You may have heard that millennials aren’t buying homes because they are buried in tuition debt, due to the government driving up the cost of college.
You also may have heard that Wells Fargo Bank was exposed and fined for a scam of setting up accounts for customers without their knowledge, in order to meet corporate goals. And like other banks, it gave mortgages to unqualified borrowers during the housing bubble, being encouraged to do so by the government, resulting in a housing crash and a bailout for banks.
Hold those facts for a moment as I relate a personal anecdote that, as you will see, speaks volumes about the nation’s economy and politics.
My 26-year-old son is a millennial but is so qualified to buy a home that he could pay cash for one in his price range if he wanted to, thanks to having no debt, substantial savings, a high FICO score, two engineering degrees, a good job with a Fortune 50 manufacturing company, and excellent career prospects.
Yet when he recently asked Wells Fargo to pre-qualify him for a 15-year mortgage with a 30% down payment, they were reluctant to do so.
Well, according to the geniuses at Wells Fargo, he doesn’t have enough debt and monthly expenses.
I’m not kidding.
You see, he has only two recurring monthly expenses: One, he pays off the minor charges on his credit card each month so he doesn’t accrue interest charges; and two, he pays $400 a month to a coworker to live in the coworker’s house. The frugal acorn didn’t fall far from his nutty dad.
Wells Fargo told him that his chances of being pre-qualified would be better if he had at least three recurring monthly expenses and higher credit card bills.
In other words, if he’d spend more and save less, he’d be more qualified for a mortgage.
It’s the new American way.
It’s not a good way.
Total credit card debt of all Americans just hit $1 trillion. Auto loan debt had hit the $1 trillion level earlier in the year, and so had tuition loan debt.
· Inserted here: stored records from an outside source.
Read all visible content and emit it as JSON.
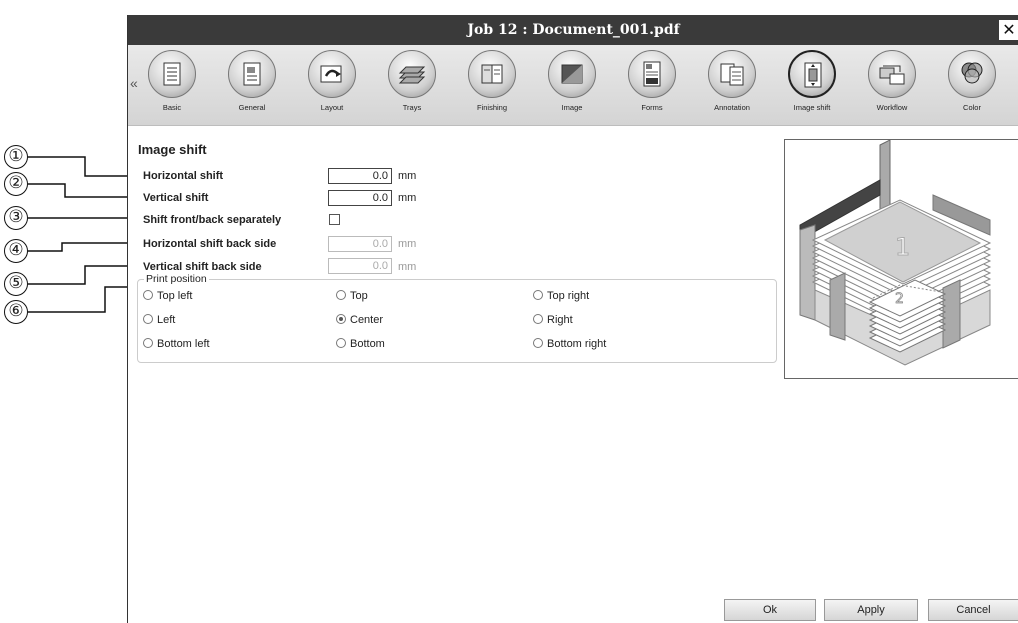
{
  "callouts": [
    "①",
    "②",
    "③",
    "④",
    "⑤",
    "⑥"
  ],
  "window": {
    "title": "Job 12 : Document_001.pdf",
    "close_glyph": "✕"
  },
  "toolbar": {
    "scroll_left": "«",
    "items": [
      {
        "label": "Basic",
        "icon": "basic-icon"
      },
      {
        "label": "General",
        "icon": "general-icon"
      },
      {
        "label": "Layout",
        "icon": "layout-icon"
      },
      {
        "label": "Trays",
        "icon": "trays-icon"
      },
      {
        "label": "Finishing",
        "icon": "finishing-icon"
      },
      {
        "label": "Image",
        "icon": "image-icon"
      },
      {
        "label": "Forms",
        "icon": "forms-icon"
      },
      {
        "label": "Annotation",
        "icon": "annotation-icon"
      },
      {
        "label": "Image shift",
        "icon": "image-shift-icon",
        "active": true
      },
      {
        "label": "Workflow",
        "icon": "workflow-icon"
      },
      {
        "label": "Color",
        "icon": "color-icon"
      }
    ]
  },
  "section": {
    "title": "Image shift",
    "horizontal_shift": {
      "label": "Horizontal shift",
      "value": "0.0",
      "unit": "mm"
    },
    "vertical_shift": {
      "label": "Vertical shift",
      "value": "0.0",
      "unit": "mm"
    },
    "shift_separately": {
      "label": "Shift front/back separately",
      "checked": false
    },
    "horizontal_back": {
      "label": "Horizontal shift back side",
      "value": "0.0",
      "unit": "mm"
    },
    "vertical_back": {
      "label": "Vertical shift back side",
      "value": "0.0",
      "unit": "mm"
    }
  },
  "print_position": {
    "legend": "Print position",
    "options": [
      "Top left",
      "Top",
      "Top right",
      "Left",
      "Center",
      "Right",
      "Bottom left",
      "Bottom",
      "Bottom right"
    ],
    "selected": "Center"
  },
  "preview": {
    "front_label": "1",
    "back_label": "2"
  },
  "buttons": {
    "ok": "Ok",
    "apply": "Apply",
    "cancel": "Cancel"
  }
}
That makes $3 trillion of total consumer debt, or $12,244 for each adult American, or $25,714 per household.
Economists say this is a good sign for the economy, as it shows that consumers aren’t afraid to spend. Economists probably said the same thing about indentured servitude in colonial times.
Our national government is a role model—a bad one. The national debt is $19.9 trillion. This comes to $77,551 for each American adult, or $162,857 per household. (The national debt does not include the $50 trillion or so in unfunded liabilities at the federal, state and local levels.)
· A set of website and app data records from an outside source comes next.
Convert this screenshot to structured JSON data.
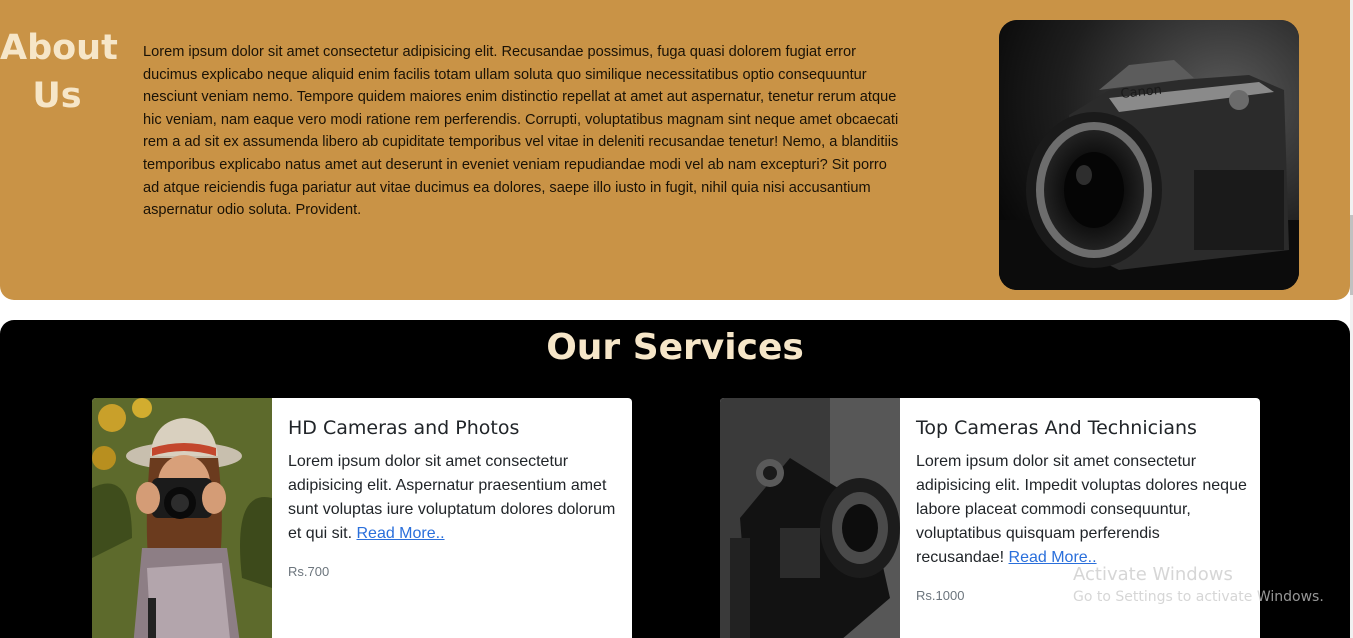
{
  "about": {
    "title_line1": "About",
    "title_line2": "Us",
    "paragraph": "Lorem ipsum dolor sit amet consectetur adipisicing elit. Recusandae possimus, fuga quasi dolorem fugiat error ducimus explicabo neque aliquid enim facilis totam ullam soluta quo similique necessitatibus optio consequuntur nesciunt veniam nemo. Tempore quidem maiores enim distinctio repellat at amet aut aspernatur, tenetur rerum atque hic veniam, nam eaque vero modi ratione rem perferendis. Corrupti, voluptatibus magnam sint neque amet obcaecati rem a ad sit ex assumenda libero ab cupiditate temporibus vel vitae in deleniti recusandae tenetur! Nemo, a blanditiis temporibus explicabo natus amet aut deserunt in eveniet veniam repudiandae modi vel ab nam excepturi? Sit porro ad atque reiciendis fuga pariatur aut vitae ducimus ea dolores, saepe illo iusto in fugit, nihil quia nisi accusantium aspernatur odio soluta. Provident.",
    "image_brand": "Canon"
  },
  "services": {
    "title": "Our Services",
    "cards": [
      {
        "title": "HD Cameras and Photos",
        "text": "Lorem ipsum dolor sit amet consectetur adipisicing elit. Aspernatur praesentium amet sunt voluptas iure voluptatum dolores dolorum et qui sit.",
        "link": "Read More..",
        "price": "Rs.700"
      },
      {
        "title": "Top Cameras And Technicians",
        "text": "Lorem ipsum dolor sit amet consectetur adipisicing elit. Impedit voluptas dolores neque labore placeat commodi consequuntur, voluptatibus quisquam perferendis recusandae!",
        "link": "Read More..",
        "price": "Rs.1000"
      }
    ]
  },
  "watermark": {
    "title": "Activate Windows",
    "subtitle": "Go to Settings to activate Windows."
  },
  "colors": {
    "about_bg": "#c99346",
    "heading": "#f6e6c8",
    "services_bg": "#000000",
    "link": "#2a6fdb"
  }
}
Interest payments on the national debt for the first six months of fiscal 2017 were $152 billion and are expected to rise considerably in coming years.
Taxes to pay for all of this government profligacy are the third largest expense for households, coming after only expenses for housing and cars. The cost of medical care/insurance is several steps lower than taxes, although you won’t hear this from the propagandists in the propaganda ministry of the media.
Most people don’t realize how high taxes rank, due to the government kiting scam known as withholding, in which taxes are taken from pay before the pay is even given to employees. A surefire way of reducing taxes would be to stop the kiting and require people to write a check to the government each month for their taxes, just like they do every month for house payments, rent, utilities, and car payments. Pitchfork sales would skyrocket.
Of course neither Democrat nor Republican politicians would ever stop the kiting. They are part of the same predatory government that established a consumer protection agency with unconstitutional powers to supposedly protect consumers from financial predators. That’s like establishing a federal oversight agency of hungry grizzly bears to protect sheepherders from having their sheep devoured by wolves.
Those who make a living from wheeling and dealing in government and consumer debt are doing great. The indentured servants who are told that it’s their civic duty to spend and go into debt aren’t doing so great.
In 1962, the top 1% of income earners accounted for less than 13% of total national income. At the same time, the bottom 50% of income earners accounted for about 19% of total national income. Today, the top 1% of income earners account for about 19% of total national income, and the bottom 50% of wage earners account for about 13% of total national income.
In short, the top 1% and bottom 50% have switched places in terms of their respective shares of national income.
This switch is a reflection of the “financialization” of the economy. That’s a fancy word that means that those who move money around are doing better than those who make stuff.
This is not a sustainable social arrangement.
Is it any wonder that working stiffs who aren’t on the government dole voted for Donald Trump?
Paradoxically, Trump has benefited personally from financialization. Using borrowed money, he built casinos that took money from working-class patrons and built swank condos and golf courses that catered to plutocrats.
Meanwhile, the Democrat Party professes to care for working stiffs while being in bed with Wall Street and doling out money to slackers who don’t work.
Working sheeple are being devoured by the very same grizzlies that they elected to protect them.